Growing up, Hope Painter attended Elizabethtown Area School District and had friends and classmates who lived at the children’s home. After studying early childhood education, Hope applied to become a house parent at the children’s home on a whim, out of curiosity.
“I was hesitant, as I hadn’t worked outside the home since having my girls,” Hope said. “Once I got on campus and learned more about the program, I knew this is where I was meant to be.”
Since she has two small children at home, Hope enjoys the variety working with the high school girls at Umbaugh Cottage offers her.
“I love working with that age group because they are such formative years,” Hope said. “They face so many challenges at that age, and they are really finding out more about who they are and what they want in life. I feel blessed to be a small part of that.”
From academics to friendships, and everything inbetween, Hope guides the young ladies of Umbaugh Cottage, but is also inspired by them.
“The girls are like true sisters,” Hope said. “They have times where they may get frustrated with each other, but they are also the first to lend a helping hand or shoulder to cry on. They defend each other, give advice and share a common bond.
“I want them to know they are capable of anything they put their minds to. These girls are movers and shakers. I hope they continue to be outspoken about things that matter. They are up to big things, and I hope they never lose that fire.”
Many children succeed at the children’s home because generous donors and dedicated staff give them the chance to just be kids, which all children deserve.
“Playing outside were things I took for granted growing up,” Hope said. “For many of our kids, playing outside would not be safe, especially after dark, if they didn’t reside here. Donors give the kids the opportunity to focus on school, friendships and extra-curricular activities.”

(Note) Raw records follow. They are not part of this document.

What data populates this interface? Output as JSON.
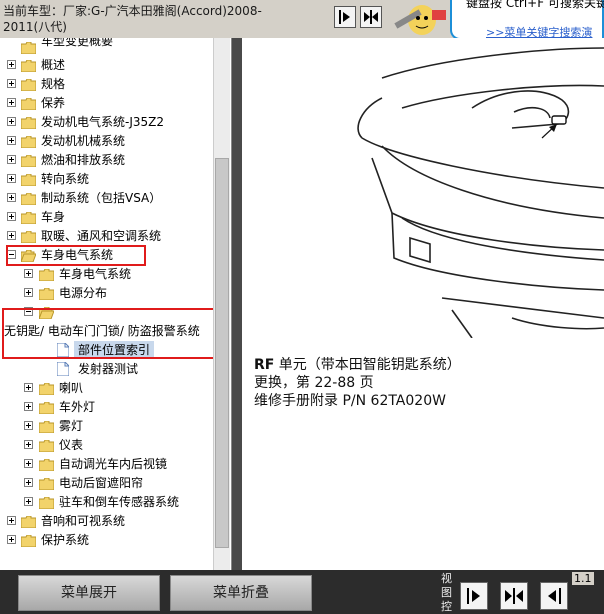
{
  "header": {
    "car_model": "当前车型：厂家:G-广汽本田雅阁(Accord)2008-2011(八代)",
    "tip_text": "键盘按 Ctrl+F 可搜索关键字！",
    "tip_link": ">>菜单关键字搜索演"
  },
  "tree": {
    "items": [
      {
        "label": "车型变更概要"
      },
      {
        "label": "概述"
      },
      {
        "label": "规格"
      },
      {
        "label": "保养"
      },
      {
        "label": "发动机电气系统-J35Z2"
      },
      {
        "label": "发动机机械系统"
      },
      {
        "label": "燃油和排放系统"
      },
      {
        "label": "转向系统"
      },
      {
        "label": "制动系统（包括VSA）"
      },
      {
        "label": "车身"
      },
      {
        "label": "取暖、通风和空调系统"
      },
      {
        "label": "车身电气系统"
      },
      {
        "label": "车身电气系统"
      },
      {
        "label": "电源分布"
      },
      {
        "label": "无钥匙/ 电动车门门锁/ 防盗报警系统"
      },
      {
        "label": "部件位置索引"
      },
      {
        "label": "发射器测试"
      },
      {
        "label": "喇叭"
      },
      {
        "label": "车外灯"
      },
      {
        "label": "雾灯"
      },
      {
        "label": "仪表"
      },
      {
        "label": "自动调光车内后视镜"
      },
      {
        "label": "电动后窗遮阳帘"
      },
      {
        "label": "驻车和倒车传感器系统"
      },
      {
        "label": "音响和可视系统"
      },
      {
        "label": "保护系统"
      }
    ]
  },
  "content": {
    "line1_prefix": "RF",
    "line1_rest": " 单元（带本田智能钥匙系统）",
    "line2": "更换，第 22-88 页",
    "line3": "维修手册附录 P/N 62TA020W"
  },
  "footer": {
    "expand_label": "菜单展开",
    "collapse_label": "菜单折叠",
    "view_label": "视图控",
    "version": "1.1"
  },
  "colors": {
    "highlight": "#e01b1b",
    "folder": "#f2d36b",
    "tip_border": "#1c8fd8"
  }
}
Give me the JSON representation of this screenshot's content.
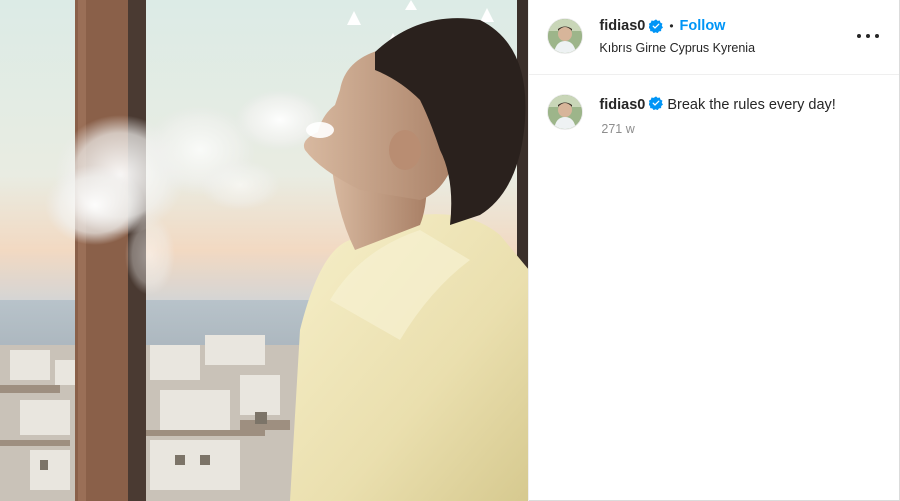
{
  "post": {
    "author": {
      "username": "fidias0",
      "verified": true,
      "avatar_icon": "avatar-photo"
    },
    "follow_label": "Follow",
    "separator": "•",
    "location": "Kıbrıs Girne Cyprus Kyrenia",
    "more_icon": "more-horizontal-icon",
    "photo_description_icon": "post-photo",
    "caption": {
      "username": "fidias0",
      "text": "Break the rules every day!",
      "age": "271 w"
    },
    "colors": {
      "accent": "#0095f6",
      "verified": "#0095f6",
      "text": "#262626",
      "muted": "#8e8e8e",
      "divider": "#efefef"
    }
  }
}
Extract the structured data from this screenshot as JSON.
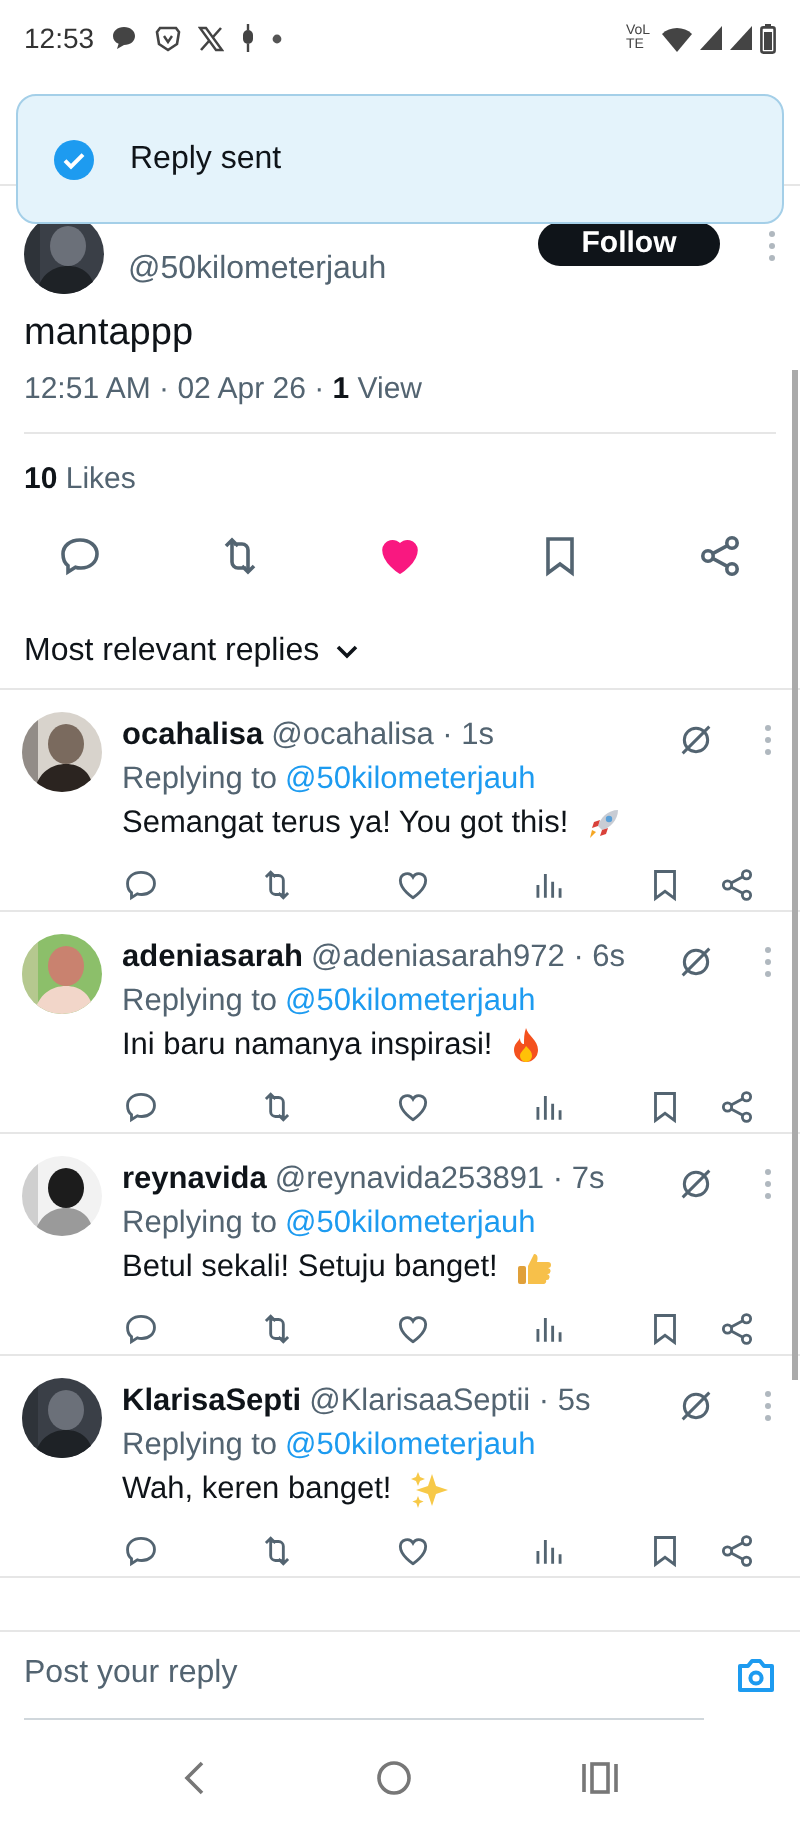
{
  "status_bar": {
    "time": "12:53",
    "network_label": "VoLTE"
  },
  "toast": {
    "message": "Reply sent"
  },
  "tweet": {
    "handle": "@50kilometerjauh",
    "follow_label": "Follow",
    "text": "mantappp",
    "meta": "12:51 AM · 02 Apr 26 · **1** View",
    "likes": "**10** Likes",
    "liked": true,
    "bookmarked": false
  },
  "sort": {
    "label": "Most relevant replies"
  },
  "replies": [
    {
      "name": "ocahalisa",
      "meta": "@ocahalisa · 1s",
      "replying_prefix": "Replying to",
      "replying_handle": "@50kilometerjauh",
      "text": "Semangat terus ya! You got this!",
      "kind": "rocket",
      "liked": false
    },
    {
      "name": "adeniasarah",
      "meta": "@adeniasarah972 · 6s",
      "replying_prefix": "Replying to",
      "replying_handle": "@50kilometerjauh",
      "text": "Ini baru namanya inspirasi!",
      "kind": "fire",
      "liked": false
    },
    {
      "name": "reynavida",
      "meta": "@reynavida253891 · 7s",
      "replying_prefix": "Replying to",
      "replying_handle": "@50kilometerjauh",
      "text": "Betul sekali! Setuju banget!",
      "kind": "thumbs-up",
      "liked": false
    },
    {
      "name": "KlarisaSepti",
      "meta": "@KlarisaaSeptii · 5s",
      "replying_prefix": "Replying to",
      "replying_handle": "@50kilometerjauh",
      "text": "Wah, keren banget!",
      "kind": "sparkles",
      "liked": false
    }
  ],
  "composer": {
    "placeholder": "Post your reply"
  }
}
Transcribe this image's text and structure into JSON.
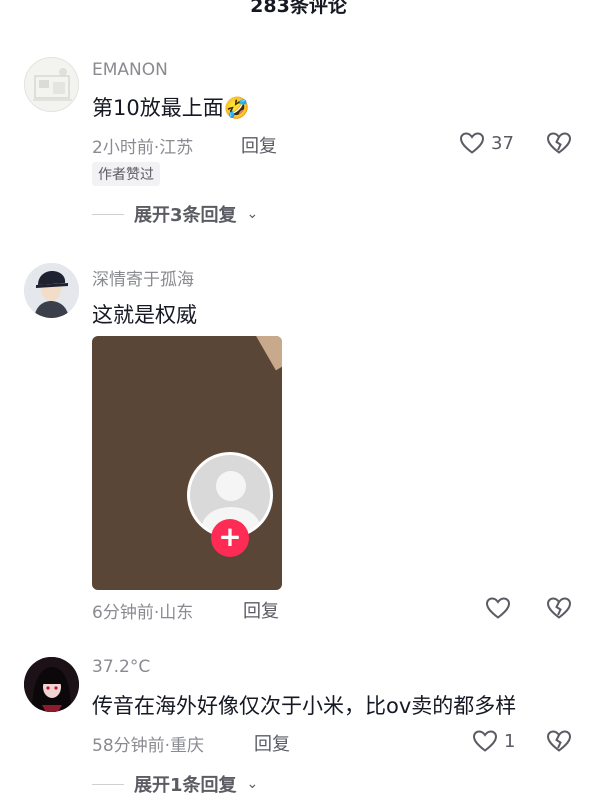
{
  "header": {
    "title": "283条评论"
  },
  "comments": [
    {
      "username": "EMANON",
      "text": "第10放最上面",
      "emoji": "🤣",
      "meta": "2小时前·江苏",
      "reply_label": "回复",
      "likes": "37",
      "badge": "作者赞过",
      "expand_label": "展开3条回复"
    },
    {
      "username": "深情寄于孤海",
      "text": "这就是权威",
      "meta": "6分钟前·山东",
      "reply_label": "回复",
      "likes": ""
    },
    {
      "username": "37.2°C",
      "text": "传音在海外好像仅次于小米，比ov卖的都多样",
      "meta": "58分钟前·重庆",
      "reply_label": "回复",
      "likes": "1",
      "expand_label": "展开1条回复"
    }
  ],
  "icons": {
    "like": "heart-outline-icon",
    "dislike": "broken-heart-icon",
    "chevron": "chevron-down-icon",
    "follow": "plus-icon"
  },
  "colors": {
    "accent": "#fe2c55",
    "secondary_text": "#8a8b91"
  }
}
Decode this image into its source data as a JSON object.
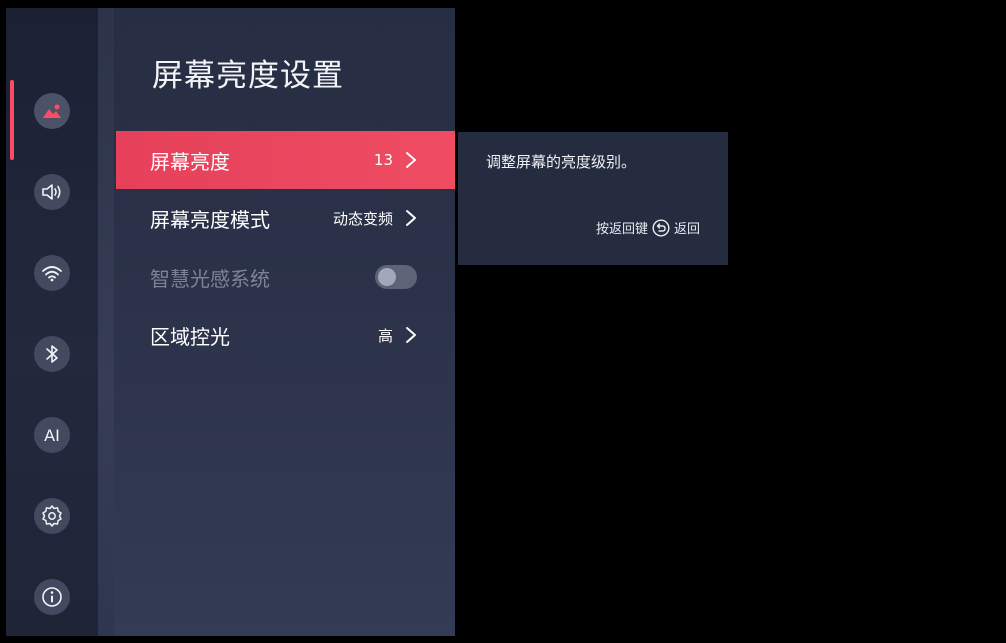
{
  "rail": {
    "items": [
      {
        "icon": "picture-icon"
      },
      {
        "icon": "speaker-icon"
      },
      {
        "icon": "wifi-icon"
      },
      {
        "icon": "bluetooth-icon"
      },
      {
        "icon": "ai-icon",
        "label": "AI"
      },
      {
        "icon": "gear-icon"
      },
      {
        "icon": "info-icon"
      }
    ],
    "accent": "#ff4a63"
  },
  "panel": {
    "title": "屏幕亮度设置",
    "items": [
      {
        "label": "屏幕亮度",
        "value": "13",
        "selected": true
      },
      {
        "label": "屏幕亮度模式",
        "value": "动态变频"
      },
      {
        "label": "智慧光感系统",
        "toggle": false,
        "disabled": true
      },
      {
        "label": "区域控光",
        "value": "高"
      }
    ]
  },
  "hint": {
    "description": "调整屏幕的亮度级别。",
    "footer_prefix": "按返回键",
    "footer_suffix": "返回",
    "icon": "back-icon"
  },
  "colors": {
    "selected_row": "#e6405b",
    "panel_bg": "#2b3249",
    "rail_bg": "#1b2133"
  }
}
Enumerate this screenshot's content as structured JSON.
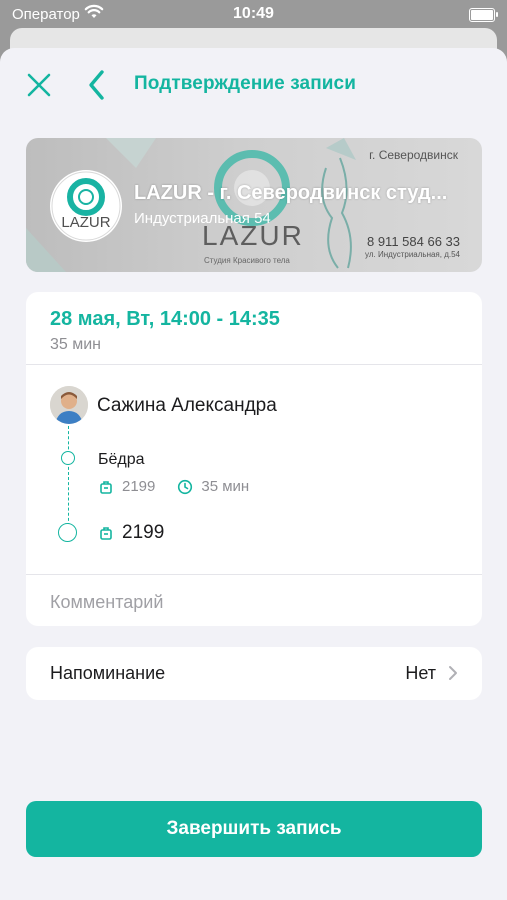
{
  "status_bar": {
    "carrier": "Оператор",
    "time": "10:49"
  },
  "header": {
    "title": "Подтверждение записи"
  },
  "salon": {
    "name": "LAZUR - г. Северодвинск студ...",
    "address": "Индустриальная 54",
    "banner": {
      "city": "г. Северодвинск",
      "brand": "LAZUR",
      "studio": "Студия Красивого тела",
      "phone": "8 911 584 66 33",
      "address": "ул. Индустриальная, д.54"
    }
  },
  "appointment": {
    "datetime": "28 мая, Вт, 14:00 - 14:35",
    "duration": "35 мин",
    "master": "Сажина Александра",
    "service": {
      "name": "Бёдра",
      "price": "2199",
      "duration": "35 мин"
    },
    "total": "2199",
    "comment_placeholder": "Комментарий"
  },
  "reminder": {
    "label": "Напоминание",
    "value": "Нет"
  },
  "actions": {
    "submit_label": "Завершить запись"
  },
  "colors": {
    "accent": "#14b5a0",
    "background": "#f2f2f7"
  },
  "icons": [
    "wifi-icon",
    "battery-icon",
    "close-icon",
    "back-icon",
    "price-tag-icon",
    "clock-icon",
    "chevron-right-icon"
  ]
}
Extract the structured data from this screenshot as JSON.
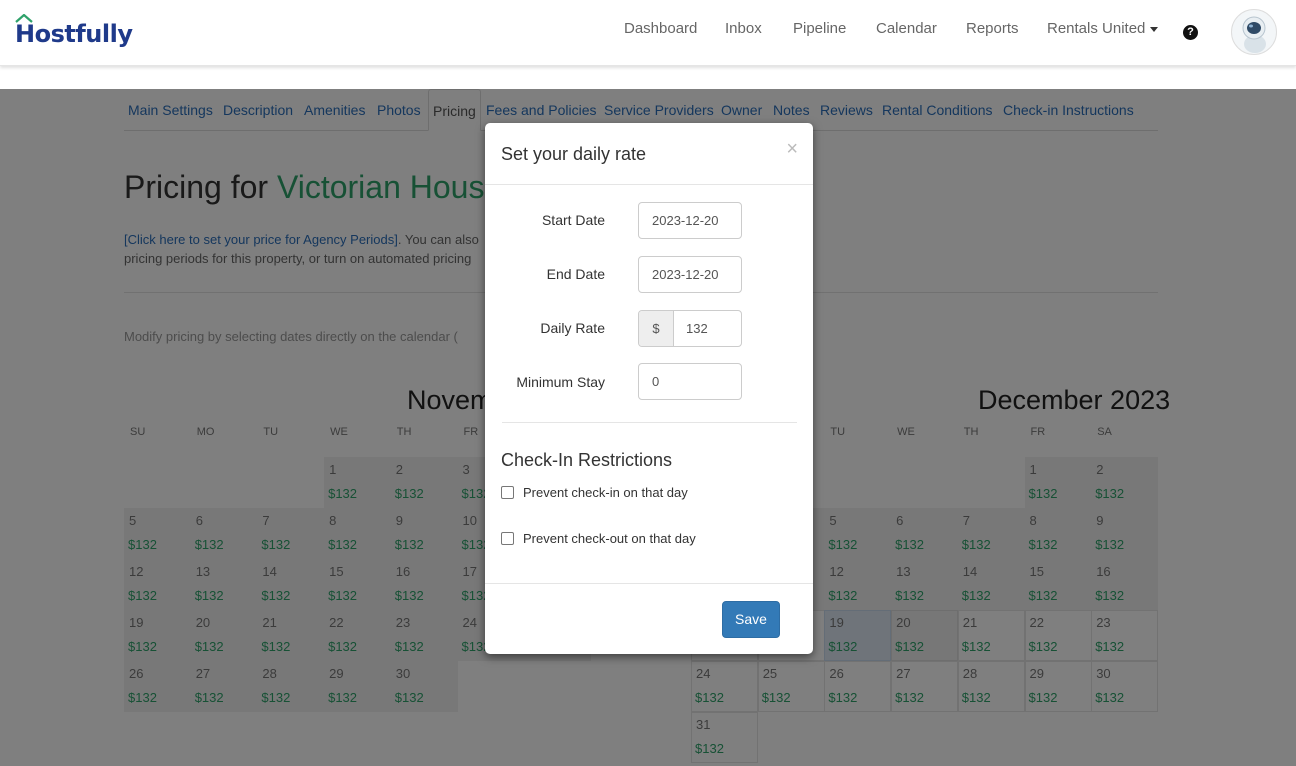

This past Christmas, Hope made countless batches of cookies with the girls, as well as put together a project where they each made personalized ornaments to hang on the cottage’s Christmas tree.
While they worked, Hope enjoyed listening to the girls talk about their future homes, careers and where they would be in the coming years when they take their ornaments with them.
“I grew up with a single mother,” Hope said. “We didn’t have much, but my mom always made Christmas magical.”
Most years, Hope’s mother did that with help from family, church members and other programs that donated gifts, fixings for Christmas dinner and more.
It was especially important to Hope that the girls had a magical holiday of their own last year, since they weren’t able to participate in the usual holiday activities due to COVID-19 restrictions.
When Hope accepted her new position, like the rest of the world, she never expected COVID-19. As an adult, she struggled with the “new normal,” but she watched the girls tackle every challenge with grace and ease.
“They have inspired me in so many ways over the past year,” Hope said.
Throughout the 2020 presidential election, Hope was blown away at how informed the girls were.
“They watched each debate and kept up with current events,” Hope said. “They were able to have passionate discussions, and our senior, Success, was able to go out and cast her vote. I know the future will be brighter, because they are part of it.”
Most of Hope’s favorite moments with the girls center around the small things: sitting around the table eating a good meal, a Friday night movie in the living room or playing a round of “Family Feud.”
“I don’t think words could ever be enough to thank our donors,” Hope said. “One of the best parts of working with an older age group is that they are old enough to realize what opportunities they have here. It’s not something they take lightly. Our donors are making a difference, and I hope they know without them, none of this would be possible.”